Ghulam Azam led the Jamaat-e-Islami in Bangladesh during 1971 civil war.
A special Bangladeshi court on Monday sentenced an elderly top Islamist to 90 years in prison for masterminding atrocities during the 1971 war of independence against Pakistan.
Ghulam Azam, compared by prosecutors to Hitler, was found guilty of all five charges of planning, conspiracy, incitement, complicity, and murder and torture during the war, which the government says killed three million people. However, 90-year-old Azam, the wartime head of the country’s largest Islamic party, Jamaat-e-Islami, and now its spiritual leader, was spared the death penalty because of his age and health, and was instead sentenced to nine decades in prison, an official said.
“He was found guilty beyond reasonable doubt in all five charges. The tribunal observed that he deserved the death penalty,” junior Attorney-General M. K. Rahman said. “But because of his old age and health complications, he was sentenced separately in the five charges. In all he has been sentenced to 90 years in prison,” the lawyer said outside the court. “Some kind of justice is done, but we are not happy.”
Street violence erupted across Bangladesh ahead of the judgment, handed down by the controversial International Crimes Tribunal. Supporters clashed with police, who fired rubber bullets at Jamaat activists armed with homemade bombs.

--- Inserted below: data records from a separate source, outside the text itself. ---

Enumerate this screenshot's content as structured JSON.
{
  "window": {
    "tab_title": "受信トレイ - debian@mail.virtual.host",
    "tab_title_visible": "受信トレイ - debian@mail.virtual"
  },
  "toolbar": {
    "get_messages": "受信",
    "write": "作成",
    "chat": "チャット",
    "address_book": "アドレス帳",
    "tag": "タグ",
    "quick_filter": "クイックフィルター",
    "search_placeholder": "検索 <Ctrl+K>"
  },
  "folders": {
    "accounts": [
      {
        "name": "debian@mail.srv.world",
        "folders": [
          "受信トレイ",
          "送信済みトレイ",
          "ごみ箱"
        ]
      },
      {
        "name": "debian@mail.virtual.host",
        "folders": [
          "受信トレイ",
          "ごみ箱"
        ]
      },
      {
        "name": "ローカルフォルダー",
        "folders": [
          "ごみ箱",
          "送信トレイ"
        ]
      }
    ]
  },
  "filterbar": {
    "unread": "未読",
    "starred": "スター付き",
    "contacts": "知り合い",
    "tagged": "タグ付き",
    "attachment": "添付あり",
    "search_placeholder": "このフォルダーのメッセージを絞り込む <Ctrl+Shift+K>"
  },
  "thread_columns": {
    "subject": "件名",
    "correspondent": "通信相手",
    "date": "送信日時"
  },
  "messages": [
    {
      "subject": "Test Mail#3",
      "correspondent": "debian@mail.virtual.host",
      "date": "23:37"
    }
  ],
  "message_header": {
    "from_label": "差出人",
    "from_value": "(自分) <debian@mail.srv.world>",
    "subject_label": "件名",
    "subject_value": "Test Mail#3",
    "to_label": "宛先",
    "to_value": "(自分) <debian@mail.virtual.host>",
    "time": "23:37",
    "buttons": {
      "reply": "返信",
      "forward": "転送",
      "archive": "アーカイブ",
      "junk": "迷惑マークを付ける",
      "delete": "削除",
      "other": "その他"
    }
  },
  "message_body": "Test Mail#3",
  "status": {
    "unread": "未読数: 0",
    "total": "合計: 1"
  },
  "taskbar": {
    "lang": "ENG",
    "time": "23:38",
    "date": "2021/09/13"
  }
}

Jamaat, the country’s largest Islamic party and a key member of the opposition, called a nationwide strike on Monday to protest the verdict, saying the war crimes trials are aimed at eliminating its leaders.
Prosecutors had sought the death penalty for Azam, describing him as a “lighthouse” that guided all war criminals, and the “architect” of the militias that committed many of the 1971 atrocities. When India intervened at the end of the nine-month war and it became clear Pakistan was losing, the militias killed dozens of professors, playwrights, filmmakers, doctors, and journalists. Azam was described as the “mastermind” of the massacres of the intellectuals. Many of their bodies were found a few days after the war at a marsh outside the capital, blindfolded and with their hands tied behind their backs.
Azam is the fifth person convicted by the International Crimes Tribunal. Three Islamists have been sentenced to death and one was given life imprisonment. Previous verdicts by the tribunal have sparked widespread and deadly violence on the streets of a country that has a 90 percent Muslim population.
Azam’s lawyer Tajul Islam said the charges were based on newspaper reports of speeches Azam gave during the war, which led to the creation of Bangladesh. “The prosecution has completely failed to prove any of the charges,” he said before the verdict.
Journalists were among up to a dozen people injured on Monday when they were caught in the clashes ahead of the verdict in Dhalpur district of the capital Dhaka, local police chief Rafiqul Islam said. “One of the journalists was hit by [shrapnel],” he said, adding the protesters hurled at least five small homemade bombs at police. Police also fired rubber bullets at protesters in the cities of Bogra, Comilla, and Rajshahi after activists went on the rampage, attacking and torching dozens of vehicles, police officials said.
The opposition has criticized the cases as politically motivated and aimed at settling old scores rather than meting out justice.
Unlike other war crimes courts, the Bangladesh tribunal is not endorsed by the United Nations. The New York-based Human Rights Watch group has said its procedures fall short of international standards. The government maintains the trials are needed to heal the wounds of the 1971 war in which it says three million died. Independent estimates put the death toll at between 300,000 and 500,000.